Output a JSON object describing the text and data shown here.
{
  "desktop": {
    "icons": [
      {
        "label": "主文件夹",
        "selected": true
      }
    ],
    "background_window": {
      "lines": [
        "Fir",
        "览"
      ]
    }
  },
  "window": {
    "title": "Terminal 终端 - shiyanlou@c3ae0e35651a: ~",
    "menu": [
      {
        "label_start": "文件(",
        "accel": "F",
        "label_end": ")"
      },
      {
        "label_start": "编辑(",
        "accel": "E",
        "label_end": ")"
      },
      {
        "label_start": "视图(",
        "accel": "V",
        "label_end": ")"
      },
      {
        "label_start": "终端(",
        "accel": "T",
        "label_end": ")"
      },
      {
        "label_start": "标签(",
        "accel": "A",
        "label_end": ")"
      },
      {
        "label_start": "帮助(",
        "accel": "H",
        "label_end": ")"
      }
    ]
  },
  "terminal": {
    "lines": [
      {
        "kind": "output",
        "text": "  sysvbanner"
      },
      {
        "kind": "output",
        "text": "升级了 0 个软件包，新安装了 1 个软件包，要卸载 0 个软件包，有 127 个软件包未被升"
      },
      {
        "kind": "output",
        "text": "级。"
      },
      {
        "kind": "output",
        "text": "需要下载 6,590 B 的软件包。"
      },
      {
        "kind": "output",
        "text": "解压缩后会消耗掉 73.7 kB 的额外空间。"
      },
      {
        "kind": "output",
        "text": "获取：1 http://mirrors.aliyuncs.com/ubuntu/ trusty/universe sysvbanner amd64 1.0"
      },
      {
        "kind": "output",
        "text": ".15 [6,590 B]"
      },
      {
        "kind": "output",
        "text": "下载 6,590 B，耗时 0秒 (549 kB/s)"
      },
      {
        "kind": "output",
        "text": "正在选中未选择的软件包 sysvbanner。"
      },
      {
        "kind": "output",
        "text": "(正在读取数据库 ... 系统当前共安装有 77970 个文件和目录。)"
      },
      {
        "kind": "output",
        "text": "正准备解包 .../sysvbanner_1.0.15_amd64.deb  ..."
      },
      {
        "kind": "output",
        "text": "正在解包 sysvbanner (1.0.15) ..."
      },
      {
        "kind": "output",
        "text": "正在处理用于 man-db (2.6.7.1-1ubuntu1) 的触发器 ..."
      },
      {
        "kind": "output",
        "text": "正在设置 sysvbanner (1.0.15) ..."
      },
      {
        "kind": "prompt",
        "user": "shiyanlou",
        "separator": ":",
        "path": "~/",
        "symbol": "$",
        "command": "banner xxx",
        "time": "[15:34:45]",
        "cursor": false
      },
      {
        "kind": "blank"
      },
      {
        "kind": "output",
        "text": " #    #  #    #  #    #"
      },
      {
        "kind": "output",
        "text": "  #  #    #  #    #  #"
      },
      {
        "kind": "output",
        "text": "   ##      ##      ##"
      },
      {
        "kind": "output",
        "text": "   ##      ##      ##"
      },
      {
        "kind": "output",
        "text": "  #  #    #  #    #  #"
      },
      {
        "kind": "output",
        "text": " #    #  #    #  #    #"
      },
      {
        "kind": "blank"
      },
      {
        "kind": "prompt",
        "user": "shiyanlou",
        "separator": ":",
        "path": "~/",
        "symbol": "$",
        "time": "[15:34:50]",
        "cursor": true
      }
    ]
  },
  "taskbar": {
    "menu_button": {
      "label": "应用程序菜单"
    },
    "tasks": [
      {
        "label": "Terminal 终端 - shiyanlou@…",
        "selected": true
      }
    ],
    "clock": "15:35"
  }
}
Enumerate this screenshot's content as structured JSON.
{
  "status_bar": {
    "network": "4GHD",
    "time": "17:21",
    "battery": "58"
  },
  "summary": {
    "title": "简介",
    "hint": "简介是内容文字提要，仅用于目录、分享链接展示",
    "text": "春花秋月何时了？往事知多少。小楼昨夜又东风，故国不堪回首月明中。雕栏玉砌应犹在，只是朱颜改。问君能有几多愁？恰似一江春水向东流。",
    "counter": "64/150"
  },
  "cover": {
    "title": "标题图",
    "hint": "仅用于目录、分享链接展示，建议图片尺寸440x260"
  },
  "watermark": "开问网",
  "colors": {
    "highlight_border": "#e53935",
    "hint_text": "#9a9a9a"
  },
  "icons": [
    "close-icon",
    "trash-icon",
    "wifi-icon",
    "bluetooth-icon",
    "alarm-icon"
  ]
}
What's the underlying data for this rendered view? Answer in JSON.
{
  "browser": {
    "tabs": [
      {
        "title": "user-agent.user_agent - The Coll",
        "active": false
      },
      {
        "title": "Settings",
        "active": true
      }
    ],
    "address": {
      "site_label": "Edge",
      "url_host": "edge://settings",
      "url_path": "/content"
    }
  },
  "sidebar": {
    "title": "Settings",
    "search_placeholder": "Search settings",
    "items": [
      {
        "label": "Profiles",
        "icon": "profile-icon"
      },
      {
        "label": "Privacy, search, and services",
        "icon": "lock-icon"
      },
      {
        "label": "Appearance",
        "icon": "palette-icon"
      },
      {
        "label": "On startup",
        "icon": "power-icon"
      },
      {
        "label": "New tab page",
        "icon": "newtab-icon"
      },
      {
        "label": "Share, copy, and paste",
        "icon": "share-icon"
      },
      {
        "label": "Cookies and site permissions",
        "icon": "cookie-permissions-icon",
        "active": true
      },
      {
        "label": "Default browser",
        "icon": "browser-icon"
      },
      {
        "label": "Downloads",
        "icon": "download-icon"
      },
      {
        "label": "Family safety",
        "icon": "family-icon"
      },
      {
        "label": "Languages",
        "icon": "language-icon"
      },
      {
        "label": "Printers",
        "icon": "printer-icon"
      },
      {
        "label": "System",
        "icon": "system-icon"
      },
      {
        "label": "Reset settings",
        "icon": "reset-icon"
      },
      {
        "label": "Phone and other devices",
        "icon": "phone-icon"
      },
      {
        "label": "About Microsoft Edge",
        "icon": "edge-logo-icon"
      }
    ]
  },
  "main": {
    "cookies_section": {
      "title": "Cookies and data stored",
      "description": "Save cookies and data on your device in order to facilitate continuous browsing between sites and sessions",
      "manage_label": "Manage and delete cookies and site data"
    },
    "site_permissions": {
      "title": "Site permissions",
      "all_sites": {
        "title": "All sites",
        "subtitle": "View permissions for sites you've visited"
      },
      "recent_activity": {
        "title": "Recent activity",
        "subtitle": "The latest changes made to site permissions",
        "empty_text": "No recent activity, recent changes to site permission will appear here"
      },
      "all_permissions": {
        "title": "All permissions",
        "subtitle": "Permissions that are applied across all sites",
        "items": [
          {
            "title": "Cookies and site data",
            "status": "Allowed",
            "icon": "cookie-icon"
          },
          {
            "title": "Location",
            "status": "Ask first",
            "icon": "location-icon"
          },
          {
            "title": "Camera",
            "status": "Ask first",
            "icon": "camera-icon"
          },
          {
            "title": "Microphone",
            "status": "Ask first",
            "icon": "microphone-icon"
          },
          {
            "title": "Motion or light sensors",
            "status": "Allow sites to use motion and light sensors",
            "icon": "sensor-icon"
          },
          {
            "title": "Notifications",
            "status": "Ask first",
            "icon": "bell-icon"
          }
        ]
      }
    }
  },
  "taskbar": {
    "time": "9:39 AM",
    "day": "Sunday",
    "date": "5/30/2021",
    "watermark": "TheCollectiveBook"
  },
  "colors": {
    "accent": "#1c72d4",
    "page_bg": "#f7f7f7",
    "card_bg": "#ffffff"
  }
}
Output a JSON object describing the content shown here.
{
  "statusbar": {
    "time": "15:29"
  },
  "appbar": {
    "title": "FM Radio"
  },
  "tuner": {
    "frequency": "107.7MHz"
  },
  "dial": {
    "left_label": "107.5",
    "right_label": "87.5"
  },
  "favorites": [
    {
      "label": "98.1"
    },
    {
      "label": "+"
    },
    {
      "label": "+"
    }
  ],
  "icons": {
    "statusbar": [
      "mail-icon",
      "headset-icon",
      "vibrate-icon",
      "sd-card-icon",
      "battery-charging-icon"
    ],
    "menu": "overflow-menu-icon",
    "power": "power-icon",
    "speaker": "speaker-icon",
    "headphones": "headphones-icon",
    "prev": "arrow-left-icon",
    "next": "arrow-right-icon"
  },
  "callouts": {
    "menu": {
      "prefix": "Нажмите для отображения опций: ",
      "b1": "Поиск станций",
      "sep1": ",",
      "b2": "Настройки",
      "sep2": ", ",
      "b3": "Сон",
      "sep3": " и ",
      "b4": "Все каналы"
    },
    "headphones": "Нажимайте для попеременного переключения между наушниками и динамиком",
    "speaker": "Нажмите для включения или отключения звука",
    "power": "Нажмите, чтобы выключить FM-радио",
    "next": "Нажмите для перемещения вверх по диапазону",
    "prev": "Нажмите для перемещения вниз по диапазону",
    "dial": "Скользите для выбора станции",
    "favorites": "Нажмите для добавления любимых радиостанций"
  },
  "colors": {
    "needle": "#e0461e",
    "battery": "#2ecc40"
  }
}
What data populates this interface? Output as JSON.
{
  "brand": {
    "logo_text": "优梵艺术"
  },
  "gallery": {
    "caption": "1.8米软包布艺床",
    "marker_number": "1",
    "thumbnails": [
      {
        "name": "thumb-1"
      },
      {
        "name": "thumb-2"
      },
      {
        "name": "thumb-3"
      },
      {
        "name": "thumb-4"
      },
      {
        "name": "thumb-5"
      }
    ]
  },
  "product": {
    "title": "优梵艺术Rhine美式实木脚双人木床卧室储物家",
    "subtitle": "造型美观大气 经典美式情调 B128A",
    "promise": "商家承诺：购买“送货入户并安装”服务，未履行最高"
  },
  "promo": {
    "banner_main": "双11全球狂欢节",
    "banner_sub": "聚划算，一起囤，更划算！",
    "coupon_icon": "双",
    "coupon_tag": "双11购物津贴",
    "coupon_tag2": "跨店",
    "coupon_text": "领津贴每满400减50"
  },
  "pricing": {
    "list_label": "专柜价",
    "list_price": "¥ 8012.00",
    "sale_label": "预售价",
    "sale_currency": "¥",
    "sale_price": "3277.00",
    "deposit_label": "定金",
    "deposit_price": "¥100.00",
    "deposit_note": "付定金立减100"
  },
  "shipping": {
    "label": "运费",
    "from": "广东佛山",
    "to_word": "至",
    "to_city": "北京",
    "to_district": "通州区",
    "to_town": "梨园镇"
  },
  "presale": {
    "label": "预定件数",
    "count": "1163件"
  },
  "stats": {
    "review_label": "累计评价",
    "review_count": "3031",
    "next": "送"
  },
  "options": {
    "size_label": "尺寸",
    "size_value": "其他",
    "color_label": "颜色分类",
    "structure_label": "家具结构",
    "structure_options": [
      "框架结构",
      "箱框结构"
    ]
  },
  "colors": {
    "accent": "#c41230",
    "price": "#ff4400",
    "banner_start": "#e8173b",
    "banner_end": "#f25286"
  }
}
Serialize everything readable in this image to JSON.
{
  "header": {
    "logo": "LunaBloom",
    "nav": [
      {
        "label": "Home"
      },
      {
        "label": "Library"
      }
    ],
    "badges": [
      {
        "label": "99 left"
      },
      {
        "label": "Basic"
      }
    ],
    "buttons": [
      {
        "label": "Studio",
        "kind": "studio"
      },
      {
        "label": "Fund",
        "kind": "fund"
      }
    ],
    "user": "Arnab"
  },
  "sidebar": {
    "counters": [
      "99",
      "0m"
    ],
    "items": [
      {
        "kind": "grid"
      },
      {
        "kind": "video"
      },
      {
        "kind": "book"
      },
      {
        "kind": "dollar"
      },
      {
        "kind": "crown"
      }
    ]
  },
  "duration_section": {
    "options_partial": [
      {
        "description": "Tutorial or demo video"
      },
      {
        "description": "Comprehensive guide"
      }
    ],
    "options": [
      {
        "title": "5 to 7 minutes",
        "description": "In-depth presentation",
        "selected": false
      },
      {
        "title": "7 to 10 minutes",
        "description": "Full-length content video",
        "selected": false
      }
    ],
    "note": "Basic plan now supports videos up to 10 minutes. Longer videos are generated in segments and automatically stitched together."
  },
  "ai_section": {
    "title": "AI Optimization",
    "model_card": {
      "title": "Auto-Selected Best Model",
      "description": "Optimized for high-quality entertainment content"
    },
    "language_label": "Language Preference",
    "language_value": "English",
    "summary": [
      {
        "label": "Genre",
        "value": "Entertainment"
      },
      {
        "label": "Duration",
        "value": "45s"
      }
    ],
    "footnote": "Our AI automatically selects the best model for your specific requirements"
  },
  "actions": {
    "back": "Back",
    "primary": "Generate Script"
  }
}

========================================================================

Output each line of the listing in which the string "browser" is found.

> **TASK OUTPUT**
  "browser": {
        "label": "Default browser",
        "icon": "browser-icon"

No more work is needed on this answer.